Assignment:
Look for the word "content" in the data below, and copy every line that holds it.

Entries from a dataset of interfaces
○ ○ ○

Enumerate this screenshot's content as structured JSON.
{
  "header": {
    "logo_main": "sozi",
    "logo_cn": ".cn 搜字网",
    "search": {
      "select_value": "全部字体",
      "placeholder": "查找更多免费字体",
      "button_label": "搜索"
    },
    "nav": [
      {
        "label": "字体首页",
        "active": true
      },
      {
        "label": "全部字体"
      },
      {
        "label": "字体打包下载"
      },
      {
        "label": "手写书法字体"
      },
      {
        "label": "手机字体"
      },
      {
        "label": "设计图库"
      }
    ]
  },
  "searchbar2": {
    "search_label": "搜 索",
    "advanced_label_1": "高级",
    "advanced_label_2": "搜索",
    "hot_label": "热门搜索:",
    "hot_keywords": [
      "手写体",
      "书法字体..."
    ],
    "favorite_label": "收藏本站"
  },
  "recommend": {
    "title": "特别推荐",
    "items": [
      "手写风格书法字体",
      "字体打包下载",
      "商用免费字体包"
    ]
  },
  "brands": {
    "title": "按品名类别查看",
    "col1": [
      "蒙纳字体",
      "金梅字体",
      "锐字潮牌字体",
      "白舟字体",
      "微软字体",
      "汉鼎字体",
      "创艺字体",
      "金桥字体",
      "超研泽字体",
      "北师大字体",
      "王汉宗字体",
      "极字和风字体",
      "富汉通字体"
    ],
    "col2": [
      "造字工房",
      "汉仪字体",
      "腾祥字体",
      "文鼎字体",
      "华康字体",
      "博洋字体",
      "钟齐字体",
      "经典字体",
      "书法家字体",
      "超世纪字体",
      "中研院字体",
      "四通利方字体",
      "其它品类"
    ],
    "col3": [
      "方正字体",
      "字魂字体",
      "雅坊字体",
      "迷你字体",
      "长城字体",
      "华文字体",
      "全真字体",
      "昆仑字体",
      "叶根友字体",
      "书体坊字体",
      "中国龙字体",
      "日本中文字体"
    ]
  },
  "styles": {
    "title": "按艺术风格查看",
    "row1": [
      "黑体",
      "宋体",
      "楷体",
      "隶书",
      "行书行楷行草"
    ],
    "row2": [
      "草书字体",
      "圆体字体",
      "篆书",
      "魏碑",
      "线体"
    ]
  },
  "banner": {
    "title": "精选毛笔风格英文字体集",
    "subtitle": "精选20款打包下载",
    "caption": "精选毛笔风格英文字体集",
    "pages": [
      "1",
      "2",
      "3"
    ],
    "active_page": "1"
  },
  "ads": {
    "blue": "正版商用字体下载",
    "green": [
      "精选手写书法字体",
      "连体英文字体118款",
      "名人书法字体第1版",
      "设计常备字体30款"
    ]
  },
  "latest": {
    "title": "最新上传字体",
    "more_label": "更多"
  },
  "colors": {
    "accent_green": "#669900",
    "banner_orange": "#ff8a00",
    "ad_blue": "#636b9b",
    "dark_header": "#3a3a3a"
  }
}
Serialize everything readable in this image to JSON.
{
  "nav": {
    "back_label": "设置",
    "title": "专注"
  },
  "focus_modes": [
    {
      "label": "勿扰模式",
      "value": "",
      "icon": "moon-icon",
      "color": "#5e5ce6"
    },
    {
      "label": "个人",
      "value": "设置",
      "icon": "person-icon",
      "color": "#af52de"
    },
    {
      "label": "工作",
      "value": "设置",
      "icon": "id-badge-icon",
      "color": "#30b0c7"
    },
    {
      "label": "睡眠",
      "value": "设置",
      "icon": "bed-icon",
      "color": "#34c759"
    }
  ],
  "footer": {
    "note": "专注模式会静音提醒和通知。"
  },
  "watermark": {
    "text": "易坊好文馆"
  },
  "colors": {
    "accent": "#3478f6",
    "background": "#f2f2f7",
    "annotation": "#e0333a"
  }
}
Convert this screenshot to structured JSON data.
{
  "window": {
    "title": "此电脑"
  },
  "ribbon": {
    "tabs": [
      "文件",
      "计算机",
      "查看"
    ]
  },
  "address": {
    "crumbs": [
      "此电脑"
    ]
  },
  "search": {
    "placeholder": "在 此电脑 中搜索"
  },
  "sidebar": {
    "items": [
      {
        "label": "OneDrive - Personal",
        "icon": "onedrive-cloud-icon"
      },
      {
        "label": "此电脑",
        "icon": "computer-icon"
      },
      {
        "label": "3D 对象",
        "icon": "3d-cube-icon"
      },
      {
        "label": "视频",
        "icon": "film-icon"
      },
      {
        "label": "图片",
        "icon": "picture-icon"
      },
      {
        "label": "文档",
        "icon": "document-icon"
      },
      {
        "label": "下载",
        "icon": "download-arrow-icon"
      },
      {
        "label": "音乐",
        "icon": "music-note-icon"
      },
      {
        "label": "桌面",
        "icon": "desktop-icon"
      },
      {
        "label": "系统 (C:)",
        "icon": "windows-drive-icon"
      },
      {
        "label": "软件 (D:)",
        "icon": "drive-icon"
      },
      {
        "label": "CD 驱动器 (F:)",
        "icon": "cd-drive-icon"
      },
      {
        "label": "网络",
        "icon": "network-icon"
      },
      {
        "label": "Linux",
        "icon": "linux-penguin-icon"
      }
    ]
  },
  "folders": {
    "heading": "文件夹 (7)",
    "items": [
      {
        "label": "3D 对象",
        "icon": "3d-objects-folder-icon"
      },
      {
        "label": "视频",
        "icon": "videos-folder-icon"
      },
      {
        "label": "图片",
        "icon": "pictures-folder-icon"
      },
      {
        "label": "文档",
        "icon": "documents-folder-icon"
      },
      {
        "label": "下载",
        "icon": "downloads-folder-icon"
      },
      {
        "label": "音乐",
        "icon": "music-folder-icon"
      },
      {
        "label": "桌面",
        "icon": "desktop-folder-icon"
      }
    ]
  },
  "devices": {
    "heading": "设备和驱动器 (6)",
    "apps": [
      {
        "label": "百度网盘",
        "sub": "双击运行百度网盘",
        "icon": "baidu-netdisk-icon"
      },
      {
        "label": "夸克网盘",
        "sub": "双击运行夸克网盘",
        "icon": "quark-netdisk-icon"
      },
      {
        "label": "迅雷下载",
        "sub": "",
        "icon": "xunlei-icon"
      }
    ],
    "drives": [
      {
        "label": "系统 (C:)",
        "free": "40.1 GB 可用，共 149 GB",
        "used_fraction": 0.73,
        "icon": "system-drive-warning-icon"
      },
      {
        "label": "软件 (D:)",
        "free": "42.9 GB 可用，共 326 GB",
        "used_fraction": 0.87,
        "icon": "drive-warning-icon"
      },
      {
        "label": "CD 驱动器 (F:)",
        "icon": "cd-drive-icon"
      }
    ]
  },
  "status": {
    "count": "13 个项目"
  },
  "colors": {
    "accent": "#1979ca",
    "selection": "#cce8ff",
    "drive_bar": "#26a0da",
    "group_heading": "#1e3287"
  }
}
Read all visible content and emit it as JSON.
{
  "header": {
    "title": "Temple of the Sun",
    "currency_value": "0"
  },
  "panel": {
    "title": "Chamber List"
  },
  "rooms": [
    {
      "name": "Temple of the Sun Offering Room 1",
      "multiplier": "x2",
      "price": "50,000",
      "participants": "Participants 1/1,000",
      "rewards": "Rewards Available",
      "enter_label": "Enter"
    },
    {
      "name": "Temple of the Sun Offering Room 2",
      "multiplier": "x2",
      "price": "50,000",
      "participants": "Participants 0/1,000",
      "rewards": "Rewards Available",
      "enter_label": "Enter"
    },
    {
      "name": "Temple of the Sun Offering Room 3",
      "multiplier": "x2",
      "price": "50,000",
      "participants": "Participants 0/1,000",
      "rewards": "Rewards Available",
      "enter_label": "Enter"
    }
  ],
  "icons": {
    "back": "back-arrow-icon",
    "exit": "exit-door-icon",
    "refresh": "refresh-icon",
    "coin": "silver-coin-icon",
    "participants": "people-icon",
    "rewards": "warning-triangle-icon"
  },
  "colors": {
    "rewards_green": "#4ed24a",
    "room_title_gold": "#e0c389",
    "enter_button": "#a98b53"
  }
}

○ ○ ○

Problem solution:
Enumerate this screenshot's content as structured JSON.
Read all visible content and emit it as JSON.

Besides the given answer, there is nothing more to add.